There are many active nests of yellow-headed parrots in Belize that produced 58 chicks - thanks to Charles Britt et al for this work!
Wild yellow-naped amazons used nest boxes in Nicaragua - thanks to Martin Lezama et al for this work!
There were other presenters and many informal discussions that motivated us to plan how we can together improve the well being of parrots in Central America. Perhaps the best thing about this meeting was the excitement and support we offer one another, which is an important part of conservation work, especially in Latin America where the challenges and risks can be great. For instance, in a recent Global Witness report, two-thirds of the 185 environmental activists murdered in the world were from Latin America. Most often these activists work with little to no governmental support, and it is not unusual that the government even counters or endangers environmentalists. Writes Billy Kyte, author of this report, " Up to now the government sees these people (environmentalists) as opposing development. What really needs to happen is that these people need to be treated as heroes."
Heroes of Central America raising their hands saying "Fly Free!" (presenters and attendees of the parrot symposium in Belize)

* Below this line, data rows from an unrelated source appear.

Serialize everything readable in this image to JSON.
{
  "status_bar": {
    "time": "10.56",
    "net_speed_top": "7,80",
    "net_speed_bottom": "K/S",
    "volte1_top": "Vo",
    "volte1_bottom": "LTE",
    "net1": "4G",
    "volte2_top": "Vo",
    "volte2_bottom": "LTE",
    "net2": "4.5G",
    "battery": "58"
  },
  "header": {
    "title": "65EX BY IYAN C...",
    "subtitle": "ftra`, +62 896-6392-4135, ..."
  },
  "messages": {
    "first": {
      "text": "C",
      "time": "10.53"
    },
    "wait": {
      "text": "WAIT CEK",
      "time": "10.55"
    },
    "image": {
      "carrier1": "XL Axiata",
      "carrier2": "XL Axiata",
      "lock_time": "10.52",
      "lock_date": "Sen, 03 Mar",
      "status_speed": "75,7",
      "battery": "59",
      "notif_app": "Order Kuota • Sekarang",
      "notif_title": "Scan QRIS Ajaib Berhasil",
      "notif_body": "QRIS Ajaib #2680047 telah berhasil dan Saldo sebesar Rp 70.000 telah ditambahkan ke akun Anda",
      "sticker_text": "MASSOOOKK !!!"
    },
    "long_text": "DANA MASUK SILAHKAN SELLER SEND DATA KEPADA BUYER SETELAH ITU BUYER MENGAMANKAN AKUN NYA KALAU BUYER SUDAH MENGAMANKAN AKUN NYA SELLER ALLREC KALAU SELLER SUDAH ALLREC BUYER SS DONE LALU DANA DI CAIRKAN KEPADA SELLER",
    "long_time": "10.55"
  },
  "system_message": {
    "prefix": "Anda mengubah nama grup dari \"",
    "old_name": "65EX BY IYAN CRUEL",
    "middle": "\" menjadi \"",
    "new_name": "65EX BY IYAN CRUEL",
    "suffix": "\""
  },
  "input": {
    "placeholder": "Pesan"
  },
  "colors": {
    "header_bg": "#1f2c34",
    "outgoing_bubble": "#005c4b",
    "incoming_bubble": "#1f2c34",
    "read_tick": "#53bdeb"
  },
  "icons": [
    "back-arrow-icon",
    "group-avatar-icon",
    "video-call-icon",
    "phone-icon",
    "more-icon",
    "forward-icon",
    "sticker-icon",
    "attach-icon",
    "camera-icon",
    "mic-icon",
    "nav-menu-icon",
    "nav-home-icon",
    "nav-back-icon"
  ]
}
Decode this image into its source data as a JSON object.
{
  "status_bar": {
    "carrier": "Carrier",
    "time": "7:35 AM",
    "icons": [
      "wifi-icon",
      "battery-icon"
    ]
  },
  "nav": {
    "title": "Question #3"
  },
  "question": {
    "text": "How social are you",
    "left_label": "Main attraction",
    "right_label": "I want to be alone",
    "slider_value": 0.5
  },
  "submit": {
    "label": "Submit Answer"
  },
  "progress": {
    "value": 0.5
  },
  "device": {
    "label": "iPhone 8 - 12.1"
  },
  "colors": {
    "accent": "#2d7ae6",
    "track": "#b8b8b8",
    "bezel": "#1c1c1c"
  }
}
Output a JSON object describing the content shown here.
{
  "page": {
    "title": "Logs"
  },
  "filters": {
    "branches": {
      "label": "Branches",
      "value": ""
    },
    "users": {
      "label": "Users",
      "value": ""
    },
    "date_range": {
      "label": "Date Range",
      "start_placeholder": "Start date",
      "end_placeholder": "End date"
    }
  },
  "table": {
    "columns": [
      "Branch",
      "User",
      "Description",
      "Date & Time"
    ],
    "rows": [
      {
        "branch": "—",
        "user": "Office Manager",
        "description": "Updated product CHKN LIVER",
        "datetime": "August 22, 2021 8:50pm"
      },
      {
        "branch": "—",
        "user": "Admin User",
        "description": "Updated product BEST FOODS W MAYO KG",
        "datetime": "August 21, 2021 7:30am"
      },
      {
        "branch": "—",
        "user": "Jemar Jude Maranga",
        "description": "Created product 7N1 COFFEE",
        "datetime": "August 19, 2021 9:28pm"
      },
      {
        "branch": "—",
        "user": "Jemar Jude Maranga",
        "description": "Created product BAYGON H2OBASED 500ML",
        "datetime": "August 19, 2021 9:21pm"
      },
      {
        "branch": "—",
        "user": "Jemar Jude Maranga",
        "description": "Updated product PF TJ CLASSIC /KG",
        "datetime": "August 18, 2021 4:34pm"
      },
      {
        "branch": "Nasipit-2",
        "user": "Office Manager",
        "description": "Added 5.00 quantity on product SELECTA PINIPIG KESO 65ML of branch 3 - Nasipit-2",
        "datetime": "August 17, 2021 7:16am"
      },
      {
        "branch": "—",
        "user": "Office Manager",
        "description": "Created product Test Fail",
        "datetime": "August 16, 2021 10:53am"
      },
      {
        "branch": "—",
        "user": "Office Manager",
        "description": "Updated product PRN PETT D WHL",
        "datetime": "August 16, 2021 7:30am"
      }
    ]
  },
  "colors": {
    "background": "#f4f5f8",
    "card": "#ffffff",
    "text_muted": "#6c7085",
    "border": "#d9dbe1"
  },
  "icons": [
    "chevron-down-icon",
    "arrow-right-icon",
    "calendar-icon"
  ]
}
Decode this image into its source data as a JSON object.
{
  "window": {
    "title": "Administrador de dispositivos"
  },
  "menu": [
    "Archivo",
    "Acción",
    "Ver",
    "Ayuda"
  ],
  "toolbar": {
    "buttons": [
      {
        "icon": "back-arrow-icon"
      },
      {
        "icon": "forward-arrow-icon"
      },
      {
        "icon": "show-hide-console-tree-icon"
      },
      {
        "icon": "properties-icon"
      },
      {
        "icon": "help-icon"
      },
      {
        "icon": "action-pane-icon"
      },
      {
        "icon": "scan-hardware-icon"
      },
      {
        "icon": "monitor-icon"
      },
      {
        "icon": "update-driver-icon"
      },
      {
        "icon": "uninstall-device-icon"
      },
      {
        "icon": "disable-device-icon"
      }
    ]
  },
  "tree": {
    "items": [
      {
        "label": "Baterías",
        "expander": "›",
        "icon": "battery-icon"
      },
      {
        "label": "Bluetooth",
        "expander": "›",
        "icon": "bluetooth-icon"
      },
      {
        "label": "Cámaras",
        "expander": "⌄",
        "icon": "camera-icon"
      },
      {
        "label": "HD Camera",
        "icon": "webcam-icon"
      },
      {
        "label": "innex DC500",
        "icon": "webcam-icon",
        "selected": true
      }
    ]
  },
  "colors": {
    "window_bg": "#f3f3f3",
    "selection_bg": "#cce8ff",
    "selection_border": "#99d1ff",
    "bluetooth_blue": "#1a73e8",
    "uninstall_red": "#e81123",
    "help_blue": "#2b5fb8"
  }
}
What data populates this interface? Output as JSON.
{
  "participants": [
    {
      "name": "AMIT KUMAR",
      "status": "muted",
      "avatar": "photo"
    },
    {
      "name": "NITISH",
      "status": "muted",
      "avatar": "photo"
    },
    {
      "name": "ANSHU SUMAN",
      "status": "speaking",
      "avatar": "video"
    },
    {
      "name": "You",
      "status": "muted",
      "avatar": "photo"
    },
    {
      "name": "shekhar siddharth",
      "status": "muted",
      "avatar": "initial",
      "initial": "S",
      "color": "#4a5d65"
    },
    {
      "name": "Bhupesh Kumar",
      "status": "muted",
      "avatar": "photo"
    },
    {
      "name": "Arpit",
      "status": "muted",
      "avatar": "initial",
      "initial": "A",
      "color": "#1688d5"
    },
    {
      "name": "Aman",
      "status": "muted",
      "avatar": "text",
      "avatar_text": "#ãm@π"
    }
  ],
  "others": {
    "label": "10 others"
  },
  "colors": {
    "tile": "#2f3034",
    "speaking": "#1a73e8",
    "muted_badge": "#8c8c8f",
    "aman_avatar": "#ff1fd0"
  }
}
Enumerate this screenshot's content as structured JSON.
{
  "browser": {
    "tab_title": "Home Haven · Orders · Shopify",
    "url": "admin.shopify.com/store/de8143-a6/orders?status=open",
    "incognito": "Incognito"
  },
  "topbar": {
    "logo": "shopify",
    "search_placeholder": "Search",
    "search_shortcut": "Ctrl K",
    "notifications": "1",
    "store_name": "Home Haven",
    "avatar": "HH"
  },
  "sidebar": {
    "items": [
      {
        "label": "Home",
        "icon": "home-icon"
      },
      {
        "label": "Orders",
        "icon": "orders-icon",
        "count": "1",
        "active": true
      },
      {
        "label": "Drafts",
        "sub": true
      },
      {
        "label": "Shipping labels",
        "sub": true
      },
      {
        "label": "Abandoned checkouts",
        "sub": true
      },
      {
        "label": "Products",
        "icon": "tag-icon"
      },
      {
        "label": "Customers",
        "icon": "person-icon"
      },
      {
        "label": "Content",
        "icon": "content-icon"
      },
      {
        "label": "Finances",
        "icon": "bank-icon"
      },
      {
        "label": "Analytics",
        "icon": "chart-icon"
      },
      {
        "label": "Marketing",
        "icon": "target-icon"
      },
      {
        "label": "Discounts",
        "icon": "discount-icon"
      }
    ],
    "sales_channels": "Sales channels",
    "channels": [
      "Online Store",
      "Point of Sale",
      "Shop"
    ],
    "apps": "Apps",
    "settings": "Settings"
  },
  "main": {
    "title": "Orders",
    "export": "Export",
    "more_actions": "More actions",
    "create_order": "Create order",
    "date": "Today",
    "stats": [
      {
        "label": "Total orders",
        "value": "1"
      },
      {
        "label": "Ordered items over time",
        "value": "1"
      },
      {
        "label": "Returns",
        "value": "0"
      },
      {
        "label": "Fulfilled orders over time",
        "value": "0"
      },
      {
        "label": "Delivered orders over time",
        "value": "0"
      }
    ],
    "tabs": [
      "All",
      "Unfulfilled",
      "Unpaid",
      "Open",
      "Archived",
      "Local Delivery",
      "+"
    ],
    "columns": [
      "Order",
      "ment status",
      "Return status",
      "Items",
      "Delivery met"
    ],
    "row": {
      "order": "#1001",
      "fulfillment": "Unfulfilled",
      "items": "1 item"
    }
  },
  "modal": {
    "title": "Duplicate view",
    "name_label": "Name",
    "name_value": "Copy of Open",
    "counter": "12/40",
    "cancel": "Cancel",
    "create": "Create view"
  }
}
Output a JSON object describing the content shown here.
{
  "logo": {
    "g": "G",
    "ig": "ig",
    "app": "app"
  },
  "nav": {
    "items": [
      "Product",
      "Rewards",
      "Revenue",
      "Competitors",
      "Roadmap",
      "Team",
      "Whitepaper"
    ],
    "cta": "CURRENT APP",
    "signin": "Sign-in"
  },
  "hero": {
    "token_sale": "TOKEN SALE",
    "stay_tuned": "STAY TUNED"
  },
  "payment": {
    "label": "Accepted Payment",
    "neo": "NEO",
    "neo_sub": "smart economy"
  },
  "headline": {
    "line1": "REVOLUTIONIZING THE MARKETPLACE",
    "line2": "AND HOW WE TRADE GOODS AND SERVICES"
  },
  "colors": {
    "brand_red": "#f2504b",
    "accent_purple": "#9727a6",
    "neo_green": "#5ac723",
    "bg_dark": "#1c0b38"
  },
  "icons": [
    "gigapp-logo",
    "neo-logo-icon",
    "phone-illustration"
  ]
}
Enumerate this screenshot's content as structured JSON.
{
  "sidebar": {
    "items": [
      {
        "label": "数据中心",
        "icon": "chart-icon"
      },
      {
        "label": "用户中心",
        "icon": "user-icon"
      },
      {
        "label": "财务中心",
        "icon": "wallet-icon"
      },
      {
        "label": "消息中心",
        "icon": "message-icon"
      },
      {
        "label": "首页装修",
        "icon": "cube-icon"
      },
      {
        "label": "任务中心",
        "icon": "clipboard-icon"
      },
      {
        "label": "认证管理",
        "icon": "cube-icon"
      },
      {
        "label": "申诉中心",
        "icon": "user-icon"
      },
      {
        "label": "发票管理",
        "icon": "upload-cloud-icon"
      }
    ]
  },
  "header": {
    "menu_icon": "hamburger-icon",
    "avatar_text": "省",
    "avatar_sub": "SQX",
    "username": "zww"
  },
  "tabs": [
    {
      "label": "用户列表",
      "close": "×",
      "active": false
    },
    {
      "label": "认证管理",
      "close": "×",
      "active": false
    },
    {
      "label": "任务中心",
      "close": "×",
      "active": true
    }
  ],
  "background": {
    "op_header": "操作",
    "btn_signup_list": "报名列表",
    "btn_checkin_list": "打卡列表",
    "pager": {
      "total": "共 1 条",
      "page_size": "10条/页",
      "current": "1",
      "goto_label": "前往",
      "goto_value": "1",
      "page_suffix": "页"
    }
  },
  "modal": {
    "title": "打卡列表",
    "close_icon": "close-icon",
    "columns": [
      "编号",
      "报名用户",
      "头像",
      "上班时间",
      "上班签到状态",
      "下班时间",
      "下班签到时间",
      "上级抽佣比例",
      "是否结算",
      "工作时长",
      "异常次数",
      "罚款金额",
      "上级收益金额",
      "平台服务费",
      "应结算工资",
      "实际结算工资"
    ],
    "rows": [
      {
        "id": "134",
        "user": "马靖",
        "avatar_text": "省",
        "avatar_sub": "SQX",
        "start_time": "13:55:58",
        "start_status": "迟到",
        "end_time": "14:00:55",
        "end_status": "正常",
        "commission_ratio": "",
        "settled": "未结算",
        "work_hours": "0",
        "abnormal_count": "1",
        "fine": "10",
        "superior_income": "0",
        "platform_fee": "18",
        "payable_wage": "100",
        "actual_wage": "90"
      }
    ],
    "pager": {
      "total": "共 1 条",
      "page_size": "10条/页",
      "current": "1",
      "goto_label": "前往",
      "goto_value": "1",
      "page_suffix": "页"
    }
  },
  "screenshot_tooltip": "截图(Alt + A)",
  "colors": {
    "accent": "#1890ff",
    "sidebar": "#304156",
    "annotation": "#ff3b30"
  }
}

These parrot conservationists of Mesoamerica are my heroes, working under threats and challenges, with very little resources, and often using their own funds to cover their expenses. Thank you all for what you do, and for being in solidarity and resistance with me as we build a more beautiful world, fighting the poaching and habitat loss that is rampant in the area. Together we won't ley the sun go down on these birds!
Sunrise on Caye Caulker right before the symposium